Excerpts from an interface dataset
BEGIN
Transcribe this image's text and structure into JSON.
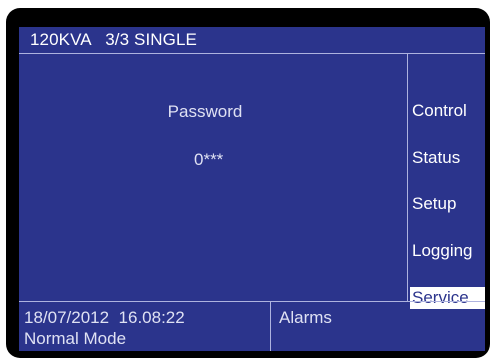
{
  "header": {
    "title": "120KVA   3/3 SINGLE"
  },
  "password": {
    "label": "Password",
    "value": "0***"
  },
  "menu": {
    "items": [
      {
        "label": "Control",
        "active": false
      },
      {
        "label": "Status",
        "active": false
      },
      {
        "label": "Setup",
        "active": false
      },
      {
        "label": "Logging",
        "active": false
      },
      {
        "label": "Service",
        "active": true
      }
    ]
  },
  "footer": {
    "datetime": "18/07/2012  16.08:22",
    "mode": "Normal Mode",
    "alarms": "Alarms"
  },
  "colors": {
    "screen_background": "#2b348c",
    "text": "#ffffff",
    "bezel": "#000000"
  }
}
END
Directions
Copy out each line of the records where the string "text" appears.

Finished task
Transcribe this image's text and structure into JSON.
    "text": "#ffffff",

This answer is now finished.